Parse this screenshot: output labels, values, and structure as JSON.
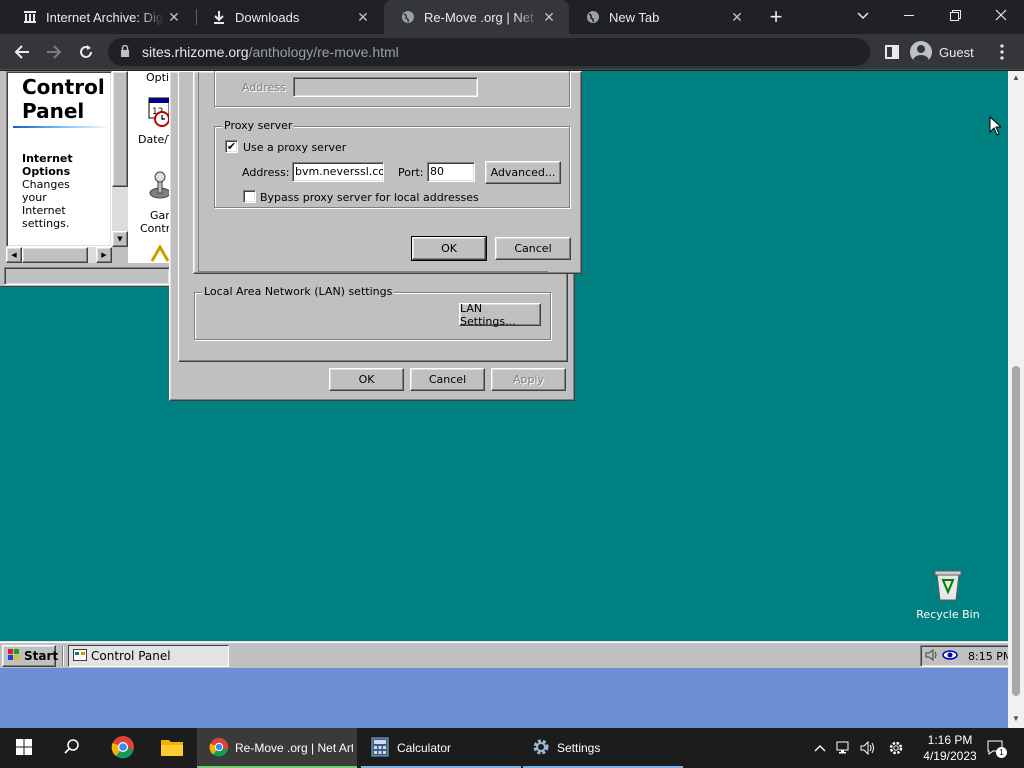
{
  "browser": {
    "tabs": [
      {
        "title": "Internet Archive: Digital Library of Free & Borrowable Books, Movies, Music & Wayback Machine",
        "icon": "archive-icon",
        "active": false
      },
      {
        "title": "Downloads",
        "icon": "download-icon",
        "active": false
      },
      {
        "title": "Re-Move .org | Net Art Anthology",
        "icon": "globe-icon",
        "active": true
      },
      {
        "title": "New Tab",
        "icon": "globe-icon",
        "active": false
      }
    ],
    "url_host": "sites.rhizome.org",
    "url_path": "/anthology/re-move.html",
    "profile_label": "Guest"
  },
  "control_panel": {
    "title_line1": "Control",
    "title_line2": "Panel",
    "desc_title_line1": "Internet",
    "desc_title_line2": "Options",
    "desc_lines": [
      "Changes",
      "your",
      "Internet",
      "settings."
    ],
    "icon_labels": [
      "Optic",
      "Date/T",
      "Gan",
      "Contro"
    ]
  },
  "proxy_dialog": {
    "address_label": "Address",
    "proxy_group_label": "Proxy server",
    "use_proxy_label": "Use a proxy server",
    "use_proxy_checked": "✔",
    "proxy_address_label": "Address:",
    "proxy_address_value": "bvm.neverssl.com",
    "port_label": "Port:",
    "port_value": "80",
    "advanced_label": "Advanced...",
    "bypass_label": "Bypass proxy server for local addresses",
    "ok_label": "OK",
    "cancel_label": "Cancel"
  },
  "props_dialog": {
    "lan_group_label": "Local Area Network (LAN) settings",
    "lan_settings_label": "LAN Settings...",
    "ok_label": "OK",
    "cancel_label": "Cancel",
    "apply_label": "Apply"
  },
  "desktop": {
    "recycle_bin_label": "Recycle Bin"
  },
  "w98_taskbar": {
    "start_label": "Start",
    "task_label": "Control Panel",
    "time": "8:15 PM"
  },
  "win_taskbar": {
    "items": [
      {
        "label": "Re-Move .org | Net Art Anthology",
        "icon": "chrome-icon"
      },
      {
        "label": "Calculator",
        "icon": "calculator-icon"
      },
      {
        "label": "Settings",
        "icon": "gear-icon"
      }
    ],
    "time": "1:16 PM",
    "date": "4/19/2023",
    "notification_count": "1"
  },
  "colors": {
    "desktop_teal": "#008080",
    "chrome_dark": "#202124",
    "page_bg": "#6c8fd4"
  }
}
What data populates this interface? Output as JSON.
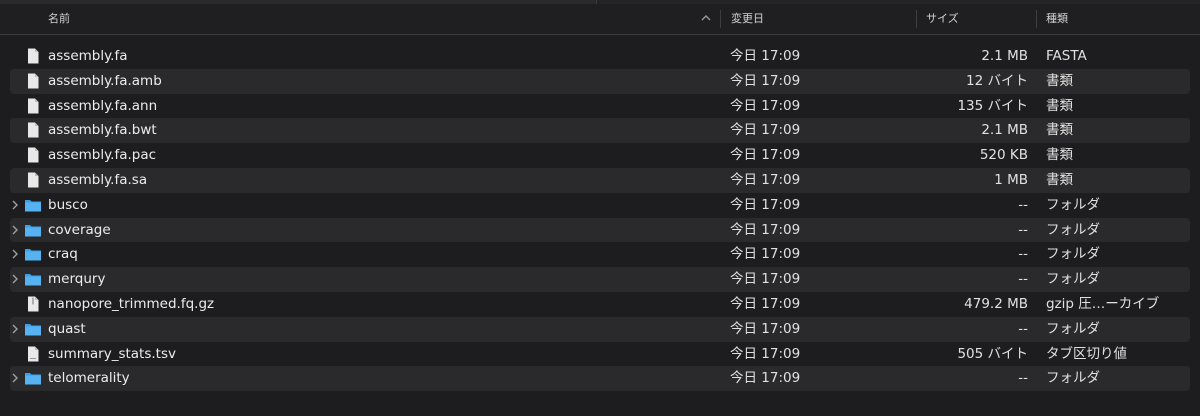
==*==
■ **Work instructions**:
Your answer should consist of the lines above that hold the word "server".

■ **Reply**:
    "proxy_group_label": "Proxy server",
    "use_proxy_label": "Use a proxy server",
    "bypass_label": "Bypass proxy server for local addresses",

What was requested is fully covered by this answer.